◆ Directions for this task
Only lines holding the word "Google" are needed; copy each of them from the material.

◆ Task input

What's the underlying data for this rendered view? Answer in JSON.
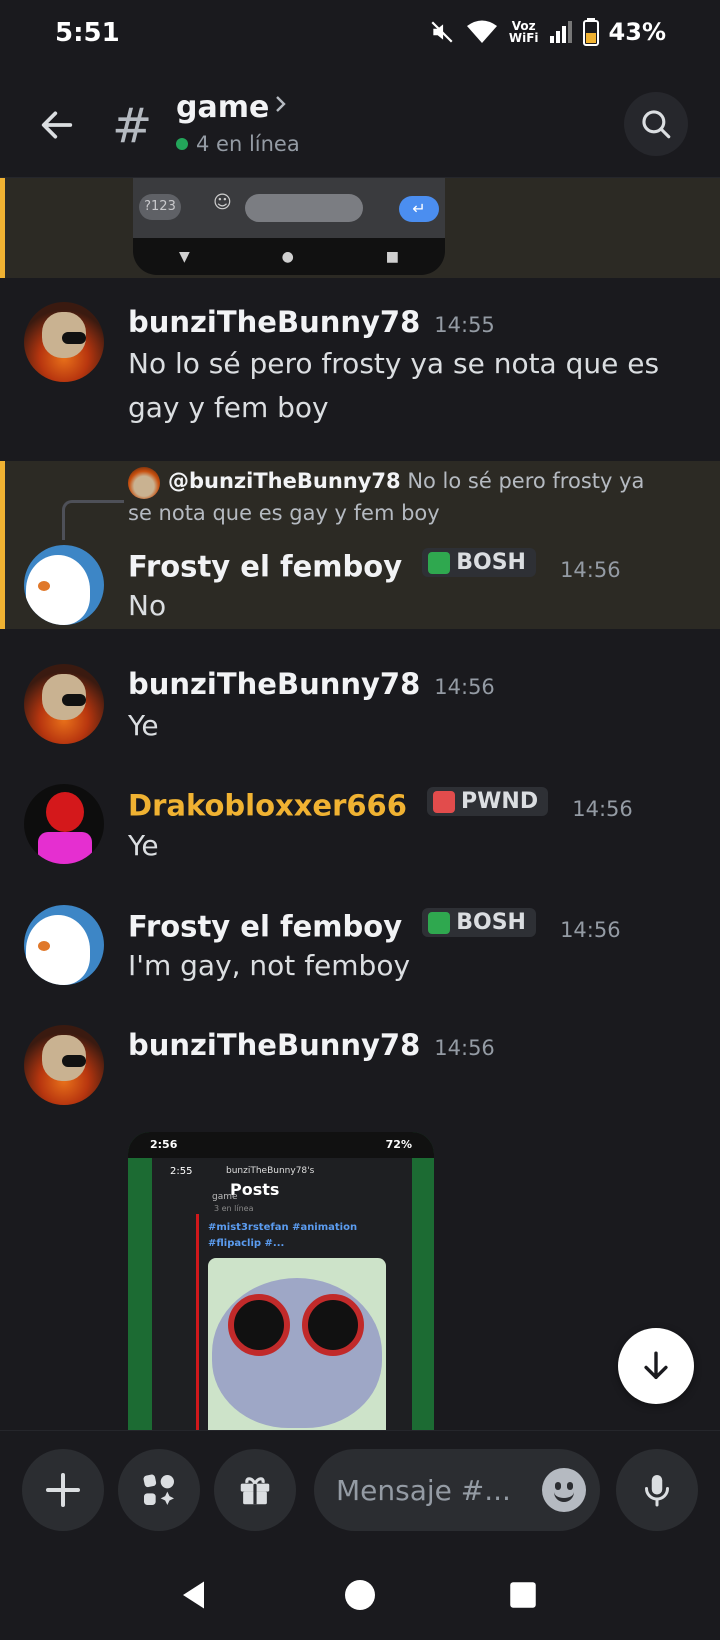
{
  "status": {
    "time": "5:51",
    "volte_top": "Voz",
    "volte_bottom": "WiFi",
    "battery": "43%"
  },
  "header": {
    "channel_name": "game",
    "online_text": "4 en línea"
  },
  "top_embed": {
    "key_123": "?123"
  },
  "messages": [
    {
      "author": "bunziTheBunny78",
      "time": "14:55",
      "text": "No lo sé pero frosty ya se nota que es gay y fem boy"
    },
    {
      "reply_user": "@bunziTheBunny78",
      "reply_text": "No lo sé pero frosty ya se nota que es gay y fem boy",
      "author": "Frosty el femboy",
      "tag": "BOSH",
      "time": "14:56",
      "text": "No"
    },
    {
      "author": "bunziTheBunny78",
      "time": "14:56",
      "text": "Ye"
    },
    {
      "author": "Drakobloxxer666",
      "tag": "PWND",
      "time": "14:56",
      "text": "Ye"
    },
    {
      "author": "Frosty el femboy",
      "tag": "BOSH",
      "time": "14:56",
      "text": "I'm gay, not femboy"
    },
    {
      "author": "bunziTheBunny78",
      "time": "14:56",
      "attachment": {
        "status_time": "2:56",
        "status_battery": "72%",
        "inner_time": "2:55",
        "inner_user": "bunziTheBunny78's",
        "inner_title": "Posts",
        "inner_channel": "game",
        "inner_online": "3 en línea",
        "tags": "#mist3rstefan #animation #flipaclip #..."
      }
    }
  ],
  "composer": {
    "placeholder": "Mensaje #..."
  },
  "colors": {
    "accent_yellow": "#f0b232",
    "online_green": "#23a55a",
    "highlight_bg": "#2c2a24",
    "background": "#1a1a1e"
  }
}
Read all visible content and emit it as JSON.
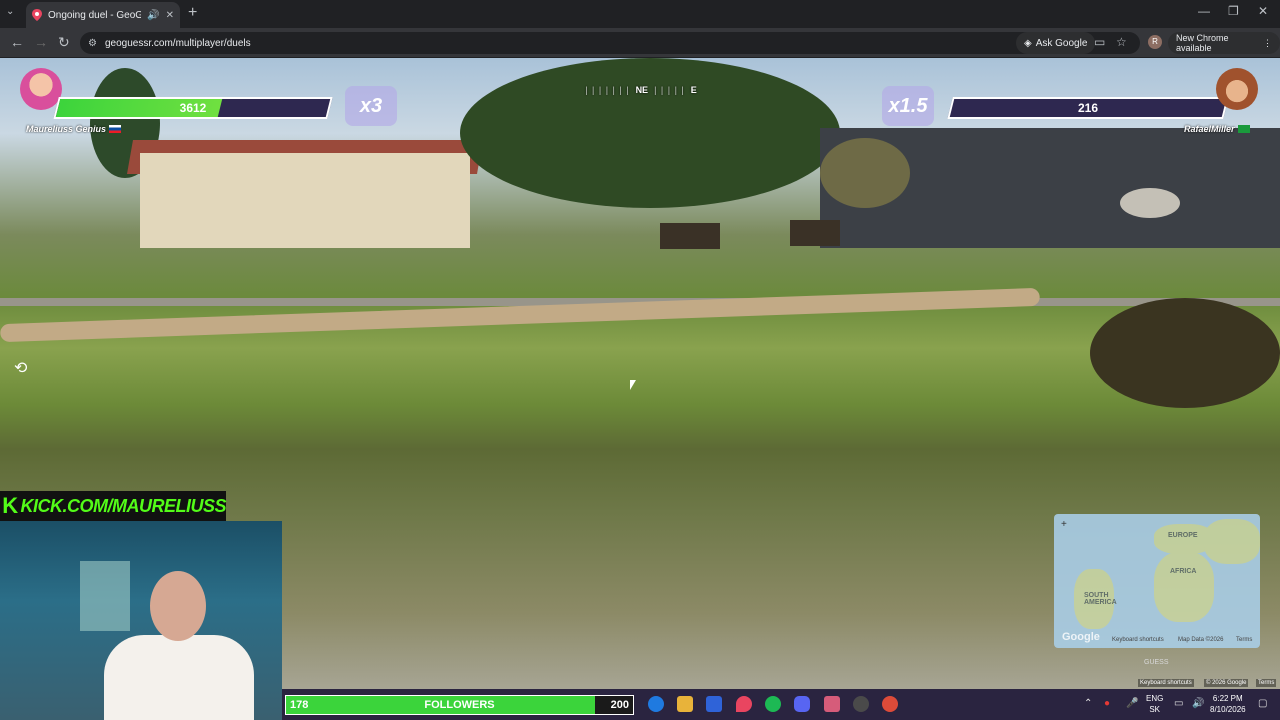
{
  "browser": {
    "tab_title": "Ongoing duel - GeoGuessr",
    "url": "geoguessr.com/multiplayer/duels",
    "ask_google": "Ask Google",
    "profile_initial": "R",
    "new_chrome": "New Chrome available"
  },
  "hud": {
    "player_left": {
      "name": "Maureliuss Genius",
      "health": 3612,
      "health_fraction": 0.6,
      "multiplier": "x3"
    },
    "player_right": {
      "name": "RafaelMiller",
      "health": 216,
      "health_fraction": 0.0,
      "multiplier": "x1.5"
    },
    "compass": {
      "ticks_left": "| | | | | | |",
      "ne": "NE",
      "ticks_right": "| | | | |",
      "e": "E"
    }
  },
  "map": {
    "labels": [
      "EUROPE",
      "AFRICA",
      "SOUTH AMERICA"
    ],
    "logo": "Google",
    "keyboard": "Keyboard shortcuts",
    "mapdata": "Map Data ©2026",
    "terms": "Terms",
    "guess": "GUESS"
  },
  "overlay": {
    "kick_logo": "K",
    "kick_url": "KICK.COM/MAURELIUSS",
    "followers_current": "178",
    "followers_label": "FOLLOWERS",
    "followers_goal": "200",
    "followers_fraction": 0.89
  },
  "streetview_footer": {
    "keyboard": "Keyboard shortcuts",
    "copyright": "© 2026 Google",
    "terms": "Terms"
  },
  "taskbar": {
    "lang_line1": "ENG",
    "lang_line2": "SK",
    "time": "6:22 PM",
    "date": "8/10/2026"
  },
  "colors": {
    "health_green": "#3cd43c",
    "kick_green": "#53fc18",
    "hp_frame": "#2e2850"
  }
}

◆ Solved problem
    "ask_google": "Ask Google",
    "logo": "Google",
    "copyright": "© 2026 Google",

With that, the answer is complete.